1.5 Document Content
The remainder of this document is arranged into the following sections:
- Section 2 – Characterization: identifies all the known sources of fugitive methane emissions within the oil and gas sector and characterizes the types of emissions and rates that may be expected from each of these sources.
- Section 3 – Regulations: summarizes existing and proposed laws and regulations of local, state, and federal governments that focus on methane leak detection and repair programs for the oil and gas sector; defines the current needs of existing laws and regulations, as well as any legal or other constraints on the use of technology; addresses regulatory barriers to the use of various types of methane detection and quantification technologies such as various types of overly-restrictive language; and briefly addresses regulations in Canada, Europe, and other countries.
- Section 4 – Technology: discusses the relevant available methane detection and quantification technologies and their functional attributes, including whether the data captured is qualitative or quantitative; provides the type of data and whether the measurements are instantaneous or continuous, the relative size of the instrument, the instrument’s working distance, and how it may be deployed; and notes the relative costs and other relevant attributes.
- Section 5 – Evaluation: provides a framework for the evaluation of methane detection and quantification technologies, including metrics and procedures for assessing primary and secondary data quality, and a framework for evaluating technology equivalence for specific applications.
- Section 6 – Lessons Learned: identifies and discusses the observations and lessons learned by the team members during the preparation of this document.
- Section 7 – Stakeholder Concerns: addresses the concerns of stakeholders who may be asked to participate or comment on evaluation methodologies or specific technologies with regards to methane detection.
The following Appendices can be found at the end of the document:
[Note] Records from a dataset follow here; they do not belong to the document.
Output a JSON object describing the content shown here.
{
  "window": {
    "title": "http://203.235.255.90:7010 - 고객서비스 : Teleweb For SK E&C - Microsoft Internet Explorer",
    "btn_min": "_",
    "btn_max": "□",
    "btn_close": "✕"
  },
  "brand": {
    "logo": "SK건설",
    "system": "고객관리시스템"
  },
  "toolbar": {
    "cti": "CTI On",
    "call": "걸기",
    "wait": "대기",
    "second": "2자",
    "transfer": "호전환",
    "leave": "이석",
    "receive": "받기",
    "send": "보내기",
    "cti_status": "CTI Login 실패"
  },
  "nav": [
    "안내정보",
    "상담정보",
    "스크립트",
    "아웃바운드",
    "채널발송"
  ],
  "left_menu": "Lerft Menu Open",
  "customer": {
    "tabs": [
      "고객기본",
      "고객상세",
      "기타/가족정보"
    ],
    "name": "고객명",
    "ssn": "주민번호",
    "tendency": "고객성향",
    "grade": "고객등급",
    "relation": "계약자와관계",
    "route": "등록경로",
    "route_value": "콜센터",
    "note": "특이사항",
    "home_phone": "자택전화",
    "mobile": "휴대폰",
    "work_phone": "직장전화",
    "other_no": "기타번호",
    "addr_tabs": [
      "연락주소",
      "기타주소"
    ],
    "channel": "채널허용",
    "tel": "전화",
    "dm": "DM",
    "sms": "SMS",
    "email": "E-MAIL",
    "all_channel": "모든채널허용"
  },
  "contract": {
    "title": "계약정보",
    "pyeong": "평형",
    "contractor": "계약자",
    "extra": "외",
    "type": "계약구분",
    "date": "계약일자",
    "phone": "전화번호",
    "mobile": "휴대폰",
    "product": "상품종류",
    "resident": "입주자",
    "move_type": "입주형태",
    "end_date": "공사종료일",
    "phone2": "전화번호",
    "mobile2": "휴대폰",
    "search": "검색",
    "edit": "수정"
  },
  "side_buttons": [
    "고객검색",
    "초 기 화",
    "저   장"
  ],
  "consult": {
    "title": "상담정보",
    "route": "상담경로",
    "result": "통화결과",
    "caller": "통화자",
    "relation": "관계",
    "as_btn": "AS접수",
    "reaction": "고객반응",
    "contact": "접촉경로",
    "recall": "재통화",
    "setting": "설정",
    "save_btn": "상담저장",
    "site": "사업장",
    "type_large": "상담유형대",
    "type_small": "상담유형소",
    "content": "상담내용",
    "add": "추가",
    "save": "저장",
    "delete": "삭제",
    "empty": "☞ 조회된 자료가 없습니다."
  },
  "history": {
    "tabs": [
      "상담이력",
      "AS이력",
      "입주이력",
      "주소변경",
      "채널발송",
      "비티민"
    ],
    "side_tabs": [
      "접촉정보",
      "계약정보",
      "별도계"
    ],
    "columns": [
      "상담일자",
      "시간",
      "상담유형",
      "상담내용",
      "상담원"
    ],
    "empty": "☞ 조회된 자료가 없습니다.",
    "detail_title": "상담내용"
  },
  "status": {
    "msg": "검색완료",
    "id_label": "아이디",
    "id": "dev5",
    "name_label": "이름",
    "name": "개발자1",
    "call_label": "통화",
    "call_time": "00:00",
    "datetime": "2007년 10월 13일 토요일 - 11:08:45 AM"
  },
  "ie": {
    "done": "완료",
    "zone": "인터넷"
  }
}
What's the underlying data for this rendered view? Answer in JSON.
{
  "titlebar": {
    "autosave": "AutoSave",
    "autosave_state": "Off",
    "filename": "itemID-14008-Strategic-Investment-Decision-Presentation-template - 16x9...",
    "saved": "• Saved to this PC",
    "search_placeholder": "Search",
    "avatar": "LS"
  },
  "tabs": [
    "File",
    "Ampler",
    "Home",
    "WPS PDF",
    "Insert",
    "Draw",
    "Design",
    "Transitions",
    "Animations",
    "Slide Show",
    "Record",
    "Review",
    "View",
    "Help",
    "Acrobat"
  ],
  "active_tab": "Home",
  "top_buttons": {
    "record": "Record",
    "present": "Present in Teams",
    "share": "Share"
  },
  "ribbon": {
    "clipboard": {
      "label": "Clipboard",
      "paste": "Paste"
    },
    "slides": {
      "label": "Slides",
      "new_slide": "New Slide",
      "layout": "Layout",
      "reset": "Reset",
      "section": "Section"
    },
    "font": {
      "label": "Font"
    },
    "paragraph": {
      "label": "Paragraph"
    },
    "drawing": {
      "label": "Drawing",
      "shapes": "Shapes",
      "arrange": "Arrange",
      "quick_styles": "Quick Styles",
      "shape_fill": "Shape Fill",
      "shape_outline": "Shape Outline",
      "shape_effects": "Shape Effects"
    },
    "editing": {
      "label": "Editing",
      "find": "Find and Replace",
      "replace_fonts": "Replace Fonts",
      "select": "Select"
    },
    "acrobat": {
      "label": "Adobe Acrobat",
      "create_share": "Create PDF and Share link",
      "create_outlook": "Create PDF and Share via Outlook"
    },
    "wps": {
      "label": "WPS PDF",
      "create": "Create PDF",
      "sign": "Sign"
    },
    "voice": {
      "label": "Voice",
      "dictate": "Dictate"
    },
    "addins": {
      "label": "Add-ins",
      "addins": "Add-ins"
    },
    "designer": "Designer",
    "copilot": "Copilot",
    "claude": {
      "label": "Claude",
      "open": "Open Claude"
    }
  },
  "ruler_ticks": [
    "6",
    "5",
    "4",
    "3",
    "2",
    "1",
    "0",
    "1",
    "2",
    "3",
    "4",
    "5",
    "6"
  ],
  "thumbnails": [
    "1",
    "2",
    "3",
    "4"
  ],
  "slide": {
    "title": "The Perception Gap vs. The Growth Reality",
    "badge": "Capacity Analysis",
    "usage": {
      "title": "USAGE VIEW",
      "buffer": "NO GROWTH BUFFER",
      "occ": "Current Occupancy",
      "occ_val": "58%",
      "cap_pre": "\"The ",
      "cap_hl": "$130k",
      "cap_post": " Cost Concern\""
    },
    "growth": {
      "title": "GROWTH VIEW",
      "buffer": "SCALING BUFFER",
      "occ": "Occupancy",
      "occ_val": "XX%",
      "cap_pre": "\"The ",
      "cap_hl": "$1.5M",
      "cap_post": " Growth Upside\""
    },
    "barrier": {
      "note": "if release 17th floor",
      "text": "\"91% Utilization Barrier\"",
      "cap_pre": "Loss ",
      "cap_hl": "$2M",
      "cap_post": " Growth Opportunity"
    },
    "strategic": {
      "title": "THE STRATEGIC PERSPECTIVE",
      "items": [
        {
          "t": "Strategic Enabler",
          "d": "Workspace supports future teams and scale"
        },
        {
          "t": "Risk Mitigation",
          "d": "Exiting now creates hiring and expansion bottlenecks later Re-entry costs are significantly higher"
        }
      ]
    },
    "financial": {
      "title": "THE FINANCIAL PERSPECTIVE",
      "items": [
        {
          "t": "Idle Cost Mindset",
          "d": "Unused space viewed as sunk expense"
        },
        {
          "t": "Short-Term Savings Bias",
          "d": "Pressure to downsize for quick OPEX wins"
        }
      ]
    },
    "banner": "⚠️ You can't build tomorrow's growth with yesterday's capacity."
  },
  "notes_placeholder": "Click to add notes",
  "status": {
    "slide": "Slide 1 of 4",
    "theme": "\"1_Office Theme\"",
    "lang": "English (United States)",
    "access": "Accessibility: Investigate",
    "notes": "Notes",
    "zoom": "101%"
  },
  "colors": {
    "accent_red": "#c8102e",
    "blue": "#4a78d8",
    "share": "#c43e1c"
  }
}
- Appendix A: Case Studies Summaries
- Appendix B: Characterization Additional Materials
- Appendix C: Regulations Additional Materials
- Team Contacts
Publication Date: September 28, 2018